1) Forgiveness is not an optional part of the Christian life. It is a necessary part of what it means to be a Christian. If we are going to follow Jesus, we must forgive. We have no other choice. And we must forgive as God has forgiven us—freely, completely, graciously, totally. The miracle we have received is a miracle we pass on to others.

2) We will forgive to the extent we appreciate how much we have been forgiven. The best incentive to forgiveness is to remember how much God has already forgiven you. Think of how many sins he has covered for you. Think of the punishment you deserved that did not happen to you because of God’s grace. Jesus said, “He who has been forgiven little loves little” (Luke 7:47). Your willingness to forgive is in direct proportion to your remembrance of how much you have been forgiven.

Mark Twain said it this way: “Forgiveness is the fragrance the violet gives to the heel that has crushed it.” You are never more like Jesus than when you forgive. And you will never be set free until you forgive.

Release them, and you will be set free.

The only question that remains is the most basic one: Have you ever been forgiven by God or are you still carrying the heavy burden of your own sin? This week I received an email from someone who started attending Calvary in January. Here is part of what he had to say:

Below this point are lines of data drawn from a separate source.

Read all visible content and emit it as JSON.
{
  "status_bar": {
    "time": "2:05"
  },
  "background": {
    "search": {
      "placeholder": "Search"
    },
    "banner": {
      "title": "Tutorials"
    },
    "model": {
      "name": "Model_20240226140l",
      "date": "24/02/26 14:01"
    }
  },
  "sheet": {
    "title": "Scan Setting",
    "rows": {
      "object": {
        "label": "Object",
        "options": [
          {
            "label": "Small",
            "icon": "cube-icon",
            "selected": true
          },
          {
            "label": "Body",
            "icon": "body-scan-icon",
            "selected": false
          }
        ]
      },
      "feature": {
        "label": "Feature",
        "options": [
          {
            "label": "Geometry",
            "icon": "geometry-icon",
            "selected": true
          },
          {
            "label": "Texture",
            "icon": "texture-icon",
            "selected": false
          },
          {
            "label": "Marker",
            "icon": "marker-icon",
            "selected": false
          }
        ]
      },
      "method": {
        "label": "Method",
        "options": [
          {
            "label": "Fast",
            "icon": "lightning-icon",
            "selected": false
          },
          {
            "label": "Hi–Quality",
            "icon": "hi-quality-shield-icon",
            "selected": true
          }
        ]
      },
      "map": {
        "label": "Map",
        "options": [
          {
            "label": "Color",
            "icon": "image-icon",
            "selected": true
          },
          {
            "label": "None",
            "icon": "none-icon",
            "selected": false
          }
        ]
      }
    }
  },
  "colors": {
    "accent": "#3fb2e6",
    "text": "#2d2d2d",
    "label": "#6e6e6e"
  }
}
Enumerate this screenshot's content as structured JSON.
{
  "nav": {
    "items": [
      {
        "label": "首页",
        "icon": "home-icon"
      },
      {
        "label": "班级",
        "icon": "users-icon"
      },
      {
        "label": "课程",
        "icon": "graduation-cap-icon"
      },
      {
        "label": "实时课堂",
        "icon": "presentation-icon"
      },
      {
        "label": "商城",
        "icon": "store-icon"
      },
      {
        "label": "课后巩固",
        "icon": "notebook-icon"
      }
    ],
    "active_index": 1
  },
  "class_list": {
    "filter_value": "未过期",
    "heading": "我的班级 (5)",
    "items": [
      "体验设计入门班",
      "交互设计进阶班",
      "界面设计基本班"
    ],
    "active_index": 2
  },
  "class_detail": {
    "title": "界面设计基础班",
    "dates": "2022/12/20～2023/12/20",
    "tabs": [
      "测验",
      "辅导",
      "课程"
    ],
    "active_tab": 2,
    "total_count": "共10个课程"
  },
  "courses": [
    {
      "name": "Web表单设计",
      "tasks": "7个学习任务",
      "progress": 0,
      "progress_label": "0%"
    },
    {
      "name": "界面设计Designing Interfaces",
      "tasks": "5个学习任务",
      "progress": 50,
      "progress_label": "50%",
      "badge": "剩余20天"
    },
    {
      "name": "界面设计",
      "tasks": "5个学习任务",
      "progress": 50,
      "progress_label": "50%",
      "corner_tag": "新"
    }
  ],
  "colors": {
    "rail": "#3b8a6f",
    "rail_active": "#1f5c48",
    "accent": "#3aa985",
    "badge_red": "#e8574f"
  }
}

For various “reasons,” I had not regularly attended church since vacation Bible school as a child. I attended the Good Friday performance of “The Borrowed Tomb,” and half-heartedly (I admit) asked Jesus to come into my life as my Savior. I say half-heartedly because only on Easter Sunday, when the church was full of people and the music was playing, did I realize what it meant to truly say that prayer and ask Jesus into my heart. I said that prayer with my eyes squeezed shut and my hands clenched tight. I felt euphoric and was moved to tears by the enormity of acknowledging that I needed Jesus as my Lord and Savior.

Here is a man who has discovered the joy of having his sins forgiven. Has that ever happened to you? As I was preparing this sermon, the words of an old gospel song kept ringing in my ears:

Have you been to Jesus for the cleansing flood?

Are you washed in the blood of the Lamb?

Are you fully trusting in his grace this hour?

Are you washed in the blood of the Lamb?

Lay aside the garments that are stained with sin,

And be washed in the blood of the Lamb!

There’s a fountain flowing for the soul unclean,

O be washed in the blood of the Lamb.

That is my prayer and my exhortation to you. If you are still laboring under a heavy load of sin, come to Jesus. Run to cross. O be washed in the blood of the Lamb. You can be forgiven here and now. If you want to know what total forgiveness is all about, trust Jesus Christ as your Lord and Savior.

This is the first message in this series. Four more will follow on the subject of forgiveness. As I prepared this message, it occurred to me that we need two things: soft hearts and courage. Some of us have been deeply hurt by the things others have done to us. People have attacked us, maligned us, mistreated us, abused us, sexually assaulted us, ridiculed us, belittled us, publicly humiliated us, physically beaten us, and they have done it deliberately, repeatedly, viciously. In response we chose to become hard on the inside to protect ourselves from any further pain. But that hardness has made it difficult for us to hear the gentle call of the Holy Spirit. We need soft hearts to hear his voice. And then we need courage. The timid will never forgive. Only the brave will forgive. Only the strong will have the courage to let go of the past. May God soften our hearts to hear the truth. And may God give us courage do the hard thing and let go of our bitterness, give up our anger, turn away from our resentment, stop keeping score, and enter into the miracle of total forgiveness.

Father, go now where my words cannot go—deep into the hearts of those who read these words. Grant that we may discover the freedom that comes from being great forgivers. Break the chain of remembered hurts that binds us to the past.

Lord, we want to do it but we lack the courage. Show us what we must do and then give us the courage to do it.

We pray in Jesus’ name, Amen.

Do you have any thoughts or questions about this post?